**WHAT THE TASK REQUIRES:** Your answer must be the data repeated exactly, with no pictures in it.

━━ DATA SUPPLIED

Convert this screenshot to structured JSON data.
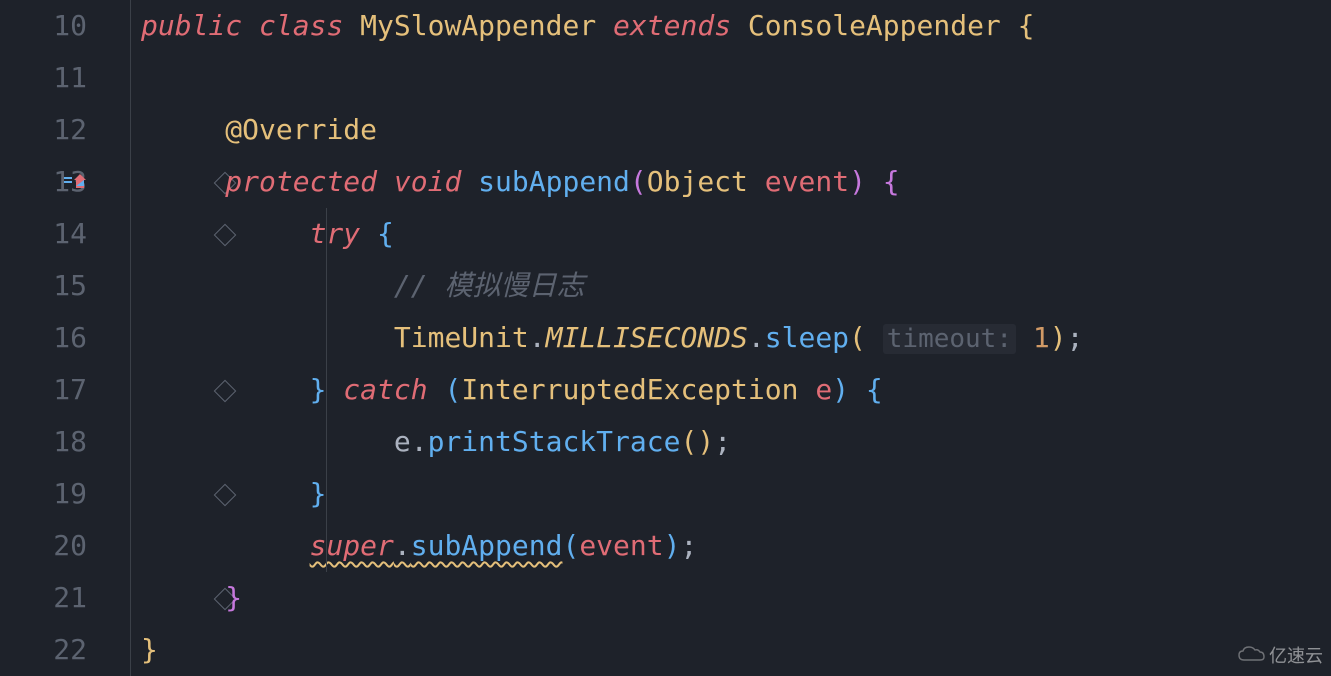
{
  "lineNumbers": [
    "10",
    "11",
    "12",
    "13",
    "14",
    "15",
    "16",
    "17",
    "18",
    "19",
    "20",
    "21",
    "22"
  ],
  "code": {
    "l10": {
      "kw1": "public",
      "kw2": "class",
      "cls": "MySlowAppender",
      "kw3": "extends",
      "sup": "ConsoleAppender",
      "ob": "{"
    },
    "l12": {
      "ann": "@Override"
    },
    "l13": {
      "kw1": "protected",
      "kw2": "void",
      "m": "subAppend",
      "po": "(",
      "pt": "Object",
      "pn": "event",
      "pc": ")",
      "ob": "{"
    },
    "l14": {
      "kw": "try",
      "ob": "{"
    },
    "l15": {
      "c": "// 模拟慢日志"
    },
    "l16": {
      "t": "TimeUnit",
      "d1": ".",
      "f": "MILLISECONDS",
      "d2": ".",
      "m": "sleep",
      "po": "(",
      "hint": "timeout:",
      "n": "1",
      "pc": ")",
      "s": ";"
    },
    "l17": {
      "cb": "}",
      "kw": "catch",
      "po": "(",
      "t": "InterruptedException",
      "pn": "e",
      "pc": ")",
      "ob": "{"
    },
    "l18": {
      "v": "e",
      "d": ".",
      "m": "printStackTrace",
      "po": "(",
      "pc": ")",
      "s": ";"
    },
    "l19": {
      "cb": "}"
    },
    "l20": {
      "s": "super",
      "d": ".",
      "m": "subAppend",
      "po": "(",
      "a": "event",
      "pc": ")",
      "sc": ";"
    },
    "l21": {
      "cb": "}"
    },
    "l22": {
      "cb": "}"
    }
  },
  "watermark": "亿速云"
}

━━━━

**REPLY TO THE TASK:**
Convert this screenshot to structured JSON data.
{
  "lineNumbers": [
    "10",
    "11",
    "12",
    "13",
    "14",
    "15",
    "16",
    "17",
    "18",
    "19",
    "20",
    "21",
    "22"
  ],
  "code": {
    "l10": {
      "kw1": "public",
      "kw2": "class",
      "cls": "MySlowAppender",
      "kw3": "extends",
      "sup": "ConsoleAppender",
      "ob": "{"
    },
    "l12": {
      "ann": "@Override"
    },
    "l13": {
      "kw1": "protected",
      "kw2": "void",
      "m": "subAppend",
      "po": "(",
      "pt": "Object",
      "pn": "event",
      "pc": ")",
      "ob": "{"
    },
    "l14": {
      "kw": "try",
      "ob": "{"
    },
    "l15": {
      "c": "// 模拟慢日志"
    },
    "l16": {
      "t": "TimeUnit",
      "d1": ".",
      "f": "MILLISECONDS",
      "d2": ".",
      "m": "sleep",
      "po": "(",
      "hint": "timeout:",
      "n": "1",
      "pc": ")",
      "s": ";"
    },
    "l17": {
      "cb": "}",
      "kw": "catch",
      "po": "(",
      "t": "InterruptedException",
      "pn": "e",
      "pc": ")",
      "ob": "{"
    },
    "l18": {
      "v": "e",
      "d": ".",
      "m": "printStackTrace",
      "po": "(",
      "pc": ")",
      "s": ";"
    },
    "l19": {
      "cb": "}"
    },
    "l20": {
      "s": "super",
      "d": ".",
      "m": "subAppend",
      "po": "(",
      "a": "event",
      "pc": ")",
      "sc": ";"
    },
    "l21": {
      "cb": "}"
    },
    "l22": {
      "cb": "}"
    }
  },
  "watermark": "亿速云"
}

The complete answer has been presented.